Recommendation 8. End the policing practice of street checks; reduce the number of bylaw infraction tickets issued by police in the DTES; prohibit police from carrying and using all lethal weapons; develop guidelines to facilitate greater use of police discretion not to lay charges especially for minor poverty-related offences; and end the counter-charging and criminalization of Indigenous women who defend themselves or their children.
Vancouver Area Network of Drug Users (VANDU)

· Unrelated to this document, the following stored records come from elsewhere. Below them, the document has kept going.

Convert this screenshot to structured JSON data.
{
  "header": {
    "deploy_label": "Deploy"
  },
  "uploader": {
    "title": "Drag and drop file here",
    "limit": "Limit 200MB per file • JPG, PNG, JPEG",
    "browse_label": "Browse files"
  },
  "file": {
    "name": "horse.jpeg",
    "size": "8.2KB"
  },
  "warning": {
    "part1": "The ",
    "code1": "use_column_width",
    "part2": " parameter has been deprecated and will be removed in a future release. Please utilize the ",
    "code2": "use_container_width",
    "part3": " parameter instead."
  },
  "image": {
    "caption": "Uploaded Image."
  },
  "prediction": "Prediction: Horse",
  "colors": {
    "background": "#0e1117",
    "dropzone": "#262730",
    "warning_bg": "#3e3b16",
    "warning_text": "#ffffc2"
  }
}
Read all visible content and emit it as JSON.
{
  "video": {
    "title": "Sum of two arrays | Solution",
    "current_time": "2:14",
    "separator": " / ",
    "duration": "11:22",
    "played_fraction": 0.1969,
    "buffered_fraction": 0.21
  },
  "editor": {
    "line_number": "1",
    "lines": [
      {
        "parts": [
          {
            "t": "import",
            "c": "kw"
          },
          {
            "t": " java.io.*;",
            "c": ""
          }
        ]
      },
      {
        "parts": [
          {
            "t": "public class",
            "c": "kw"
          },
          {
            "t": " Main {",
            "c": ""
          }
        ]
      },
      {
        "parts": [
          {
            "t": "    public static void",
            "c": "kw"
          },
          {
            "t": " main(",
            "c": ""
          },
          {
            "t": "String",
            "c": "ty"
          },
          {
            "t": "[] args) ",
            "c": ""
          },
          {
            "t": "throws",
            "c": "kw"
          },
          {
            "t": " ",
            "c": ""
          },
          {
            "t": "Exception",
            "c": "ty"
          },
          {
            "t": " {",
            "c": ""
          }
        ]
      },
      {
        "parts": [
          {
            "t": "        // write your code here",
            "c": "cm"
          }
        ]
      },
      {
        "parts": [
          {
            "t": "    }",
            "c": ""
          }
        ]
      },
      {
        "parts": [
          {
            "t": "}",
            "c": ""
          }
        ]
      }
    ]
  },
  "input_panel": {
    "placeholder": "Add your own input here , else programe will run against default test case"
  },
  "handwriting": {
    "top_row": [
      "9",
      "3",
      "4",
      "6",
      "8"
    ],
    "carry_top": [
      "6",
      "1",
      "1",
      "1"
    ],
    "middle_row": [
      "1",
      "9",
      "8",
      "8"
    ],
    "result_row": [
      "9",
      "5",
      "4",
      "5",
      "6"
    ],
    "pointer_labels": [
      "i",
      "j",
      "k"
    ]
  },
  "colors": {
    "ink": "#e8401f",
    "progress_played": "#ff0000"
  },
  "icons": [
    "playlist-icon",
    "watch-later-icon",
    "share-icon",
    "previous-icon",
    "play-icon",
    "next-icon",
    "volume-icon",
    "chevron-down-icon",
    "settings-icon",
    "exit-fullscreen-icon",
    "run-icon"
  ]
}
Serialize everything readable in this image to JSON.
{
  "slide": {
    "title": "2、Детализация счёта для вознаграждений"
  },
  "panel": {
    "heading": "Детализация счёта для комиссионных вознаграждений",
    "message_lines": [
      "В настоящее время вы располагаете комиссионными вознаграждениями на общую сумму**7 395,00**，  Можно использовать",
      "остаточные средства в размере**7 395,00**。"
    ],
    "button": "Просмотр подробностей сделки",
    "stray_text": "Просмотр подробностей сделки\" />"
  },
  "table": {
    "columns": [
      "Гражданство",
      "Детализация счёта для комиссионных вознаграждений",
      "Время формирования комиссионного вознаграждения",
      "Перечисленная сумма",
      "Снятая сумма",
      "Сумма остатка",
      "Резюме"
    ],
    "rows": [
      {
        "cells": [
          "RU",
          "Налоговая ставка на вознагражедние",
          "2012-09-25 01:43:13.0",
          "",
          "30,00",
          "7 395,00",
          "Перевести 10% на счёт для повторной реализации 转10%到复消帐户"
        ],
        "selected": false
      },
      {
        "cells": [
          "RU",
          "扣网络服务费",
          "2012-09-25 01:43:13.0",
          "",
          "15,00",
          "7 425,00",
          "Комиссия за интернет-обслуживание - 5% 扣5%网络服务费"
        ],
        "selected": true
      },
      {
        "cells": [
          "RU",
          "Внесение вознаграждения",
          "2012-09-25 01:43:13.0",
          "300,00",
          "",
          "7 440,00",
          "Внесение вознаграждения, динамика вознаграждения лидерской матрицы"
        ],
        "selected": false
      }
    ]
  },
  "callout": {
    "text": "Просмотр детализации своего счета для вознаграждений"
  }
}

Downtown Eastside residents say they experience overwhelming over-policing, harassment and ongoing, unprovoked checks and stops. Aiyanas Feardorcha Ormond of the Vancouver Area Network of Drug Users (VANDU) says, “ I don’t think people understand in the rest of the city how much of the police resources are spent over-policing and controlling our neighbourhood. We’ve got police going constantly up and down the block, checking peoples IDs and stopping people in supposedly arbitrary but really targeted checks.”
Report of the Independent Street Checks Review by the Honourable Michael H. Tulloch
Using the law as a catalyst for positive social change, Pivot Legal Society works to improve the lives of marginalized communities.
About Hogan's Alley Society
The purposes of the Society is to research, preserve and promote the historical, cultural, societal and economic contributions made by Black Settlers.
About Carnegie Community Action Project
The Carnegie Community Action Project is a project of the board of the Carnegie Community Centre Association. CCAP works mostly on housing, income, and land use issues in the Downtown Eastside of Vancouver so that the area can remain a low-income friendly community.
About Pivot Legal Society
Pivot Legal Society is a leading Canadian human rights organization that uses the law to address the root causes of poverty and social exclusion in Canada. Pivot’s award-winning work includes challenging laws and policies that force people to the margins of society and keep them there. Since 2002 Pivot has won major victories for sex workers’ rights, police accountability, affordable housing, and health and drug policy.